Now she is afraid that if a final demolition order issued in October by the Israeli Civil Administration for the solar installation is carried out, the village will be without electricity again.
This is the kind of situation highlighted by the Ecumenical Accompaniment Program in Palestine and Israel (EAPPI), which hosted a visit here on Nov. 16. The solar panels had been installed by the Energy Research Center of the Palestinian Al-Najah University, the Spanish government and SEBA, a Spanish non-profit organization that specializes in solar energy.
“Electricity is a basic humanitarian need,” Moor said, standing in front of the solar panels at the edge of the village with her three-year-old son Mohammed. A bitter wind blew along the hard dirt-packed hill as the first rains of the winter threatened to drench the scattered collection of tents and half-built cement block homes with corrugated tin roofs that make up the village. “Solar energy does not create pollution. It is the only way we can get electricity,” she said.

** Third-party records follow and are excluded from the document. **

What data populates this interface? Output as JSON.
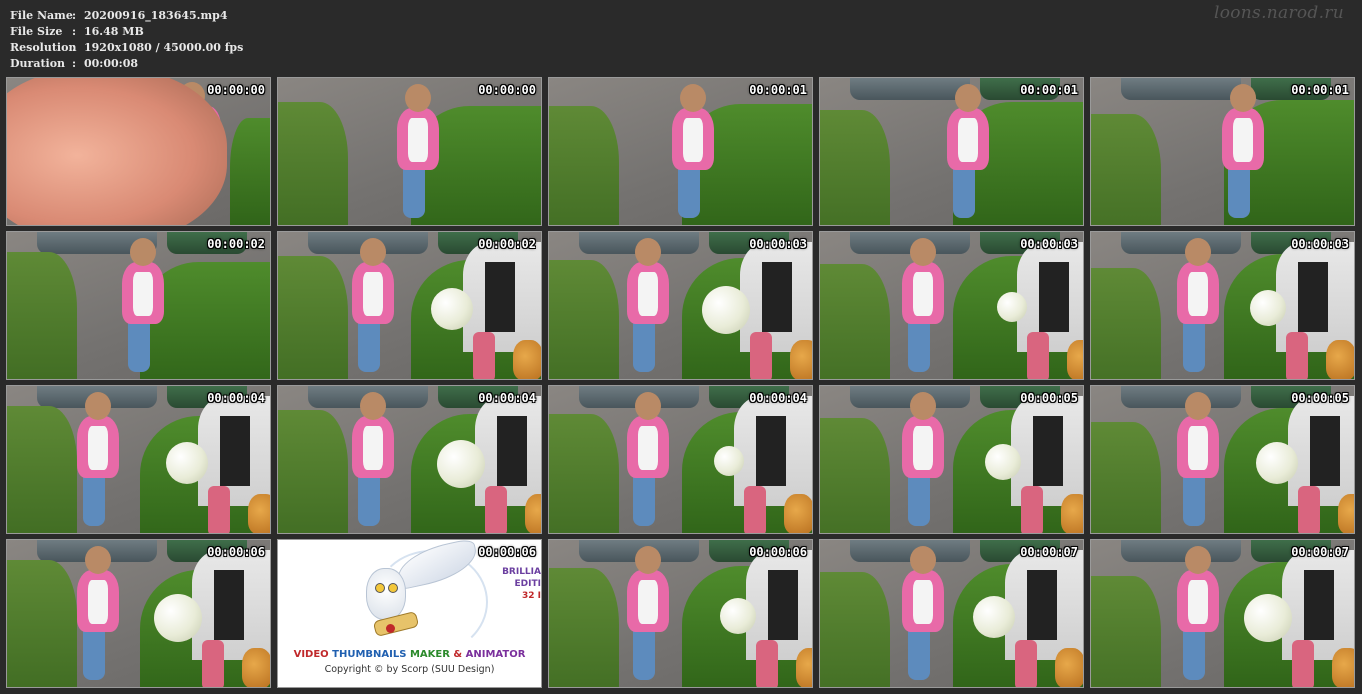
{
  "info": {
    "rows": [
      {
        "key": "File Name",
        "sep": ":",
        "value": "20200916_183645.mp4"
      },
      {
        "key": "File Size",
        "sep": ":",
        "value": "16.48 MB"
      },
      {
        "key": "Resolution",
        "sep": ":",
        "value": "1920x1080 / 45000.00 fps"
      },
      {
        "key": "Duration",
        "sep": ":",
        "value": "00:00:08"
      }
    ]
  },
  "watermark": "loons.narod.ru",
  "thumbnails": [
    {
      "time": "00:00:00",
      "scene": "finger"
    },
    {
      "time": "00:00:00",
      "scene": "girl"
    },
    {
      "time": "00:00:01",
      "scene": "girl"
    },
    {
      "time": "00:00:01",
      "scene": "girl"
    },
    {
      "time": "00:00:01",
      "scene": "girl"
    },
    {
      "time": "00:00:02",
      "scene": "girl"
    },
    {
      "time": "00:00:02",
      "scene": "balloon"
    },
    {
      "time": "00:00:03",
      "scene": "balloon"
    },
    {
      "time": "00:00:03",
      "scene": "balloon"
    },
    {
      "time": "00:00:03",
      "scene": "balloon"
    },
    {
      "time": "00:00:04",
      "scene": "balloon"
    },
    {
      "time": "00:00:04",
      "scene": "balloon"
    },
    {
      "time": "00:00:04",
      "scene": "balloon"
    },
    {
      "time": "00:00:05",
      "scene": "balloon"
    },
    {
      "time": "00:00:05",
      "scene": "balloon"
    },
    {
      "time": "00:00:06",
      "scene": "balloon"
    },
    {
      "time": "00:00:06",
      "scene": "logo"
    },
    {
      "time": "00:00:06",
      "scene": "balloon"
    },
    {
      "time": "00:00:07",
      "scene": "balloon"
    },
    {
      "time": "00:00:07",
      "scene": "balloon"
    }
  ],
  "logo": {
    "title_video": "VIDEO",
    "title_thumbnails": "THUMBNAILS",
    "title_maker": "MAKER",
    "title_amp": "&",
    "title_animator": "ANIMATOR",
    "copyright": "Copyright © by Scorp (SUU Design)",
    "side_line1": "BRILLIA",
    "side_line2": "EDITI",
    "side_line3": "32 I",
    "colors": {
      "video": "#c0282a",
      "thumbnails": "#1f5fb0",
      "maker": "#2b8a2b",
      "animator": "#7a2f9c"
    }
  }
}
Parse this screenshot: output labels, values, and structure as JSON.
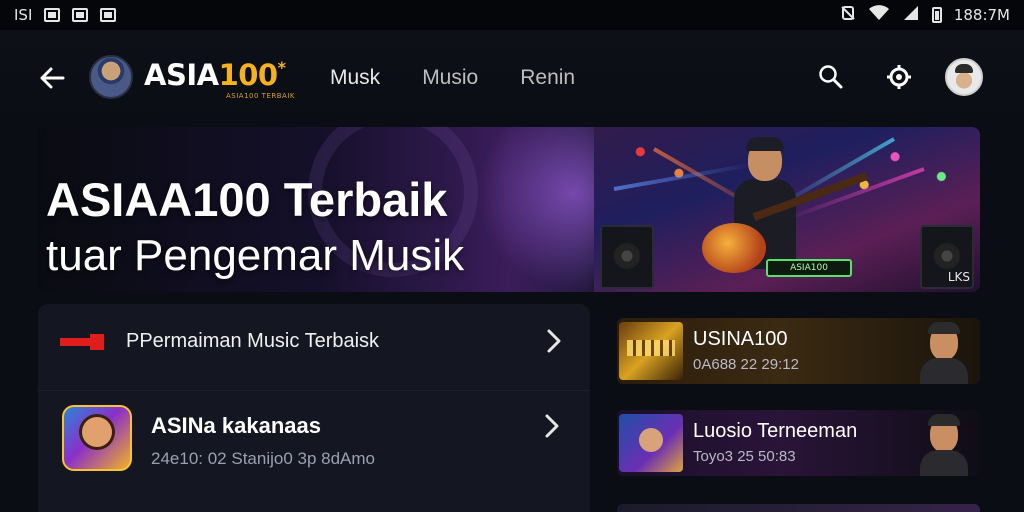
{
  "status_bar": {
    "left_text": "ISI",
    "time": "188:7M"
  },
  "header": {
    "brand_part1": "ASIA",
    "brand_part2": "100",
    "brand_star": "*",
    "brand_tagline": "ASIA100 TERBAIK",
    "nav": [
      "Musk",
      "Musio",
      "Renin"
    ]
  },
  "hero": {
    "title_line1": "ASIAA100  Terbaik",
    "title_line2": "tuar Pengemar Musik",
    "badge_text": "ASIA100",
    "corner_text": "LKS"
  },
  "list": {
    "row1_label": "PPermaiman Music Terbaisk",
    "row2_title": "ASINa kakanaas",
    "row2_subtitle": "24e10: 02 Stanijo0 3p 8dAmo"
  },
  "cards": [
    {
      "title": "USINA100",
      "subtitle": "0A688 22 29:12"
    },
    {
      "title": "Luosio Terneeman",
      "subtitle": "Toyo3 25 50:83"
    }
  ],
  "colors": {
    "background": "#0b0d14",
    "brand_gold": "#f5b21c",
    "accent_red": "#e01d1d"
  }
}
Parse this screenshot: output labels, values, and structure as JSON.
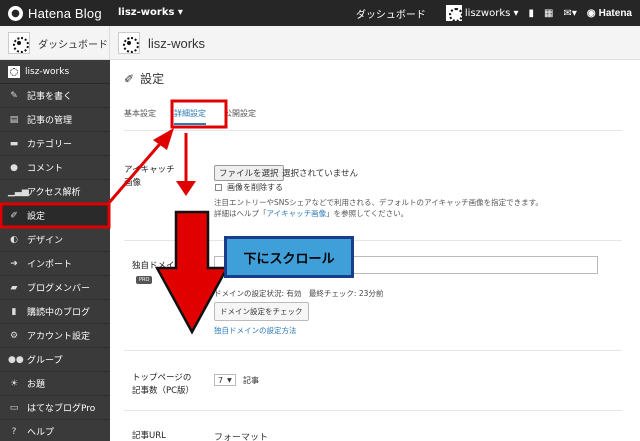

Imneizil is among 21 villages in the South Hebron Hills which are regularly visited by EAPPI, founded by the Geneva-based World Council of Churches (WCC) in 2001 at the request of local churches. EAPPI also has a presence in some 113 other communities throughout the West Bank and monitors 24 other checkpoints.
Israel carries out demolitions, largely in Palestinian villages on the West Bank in area C including East Jerusalem, ostensibly to make sure that planning regulations are followed and that there is no haphazard building.
However, Palestinians say their efforts to obtain building permits are largely unsuccessful as Israel follows what they believe is a undeclared plan to silently make their lives so unbearable that they abandon their small villages.
EAPPI spokesman Paul Adrian Raymond said there seems to have been a recent increase in demolitions. He said there are currently at least 23 schools in the West Bank with pending demolition orders. Rainwater collection devices and rudimentary access roads have also been targets for demolition, he said.
“The (Israeli) Civil Administration is working hard to implement the demolition orders ... to create a kind of condition where people will find it difficult to stay where they are,” he said.
According to U.N. statistics quoted by EAPPI, in the first half of 2011 Israel demolished 342 Palestinian-owned structures in Area C, leaving 656 people homeless. Some Jewish 300,000 settlers live in the area.
Imneizil, population 390, is off any electricity, water and sewage networks because of Israeli military restrictions on Palestinian development in Area C, which constitutes almost 62 percent of the West Bank and is under Israeli civil and military control.
The village’s lawyer from Rabbis for Human Rights, Quamar Mishirqi, said she is currently waiting for a final request to be reviewed by Coordinator of Government Activities in the Territories (COGAT). It is the last step before an appeal to the Supreme Court which can freeze the demolition order until there can be a court hearing.
Mishirqi is asking that a retroactive building permit be issued for the solar panels, a practice which is sometimes implemented for buildings in Israeli settlements and outposts, but has yet to be used for Palestinian structures, she said.
In a statement to ENInews, COGAT noted the facility was built without the required permits and without any coordination. “Usually there is a delicate and supportive cooperation between COGAT and international organizations, but rule of law is above all,” it said.
“As a result, cease and demolition orders have been issued, and though the organization was given the opportunity to present its positions in front of an appeals committee, the organization’s representatives refused to attend,” COGAT stated.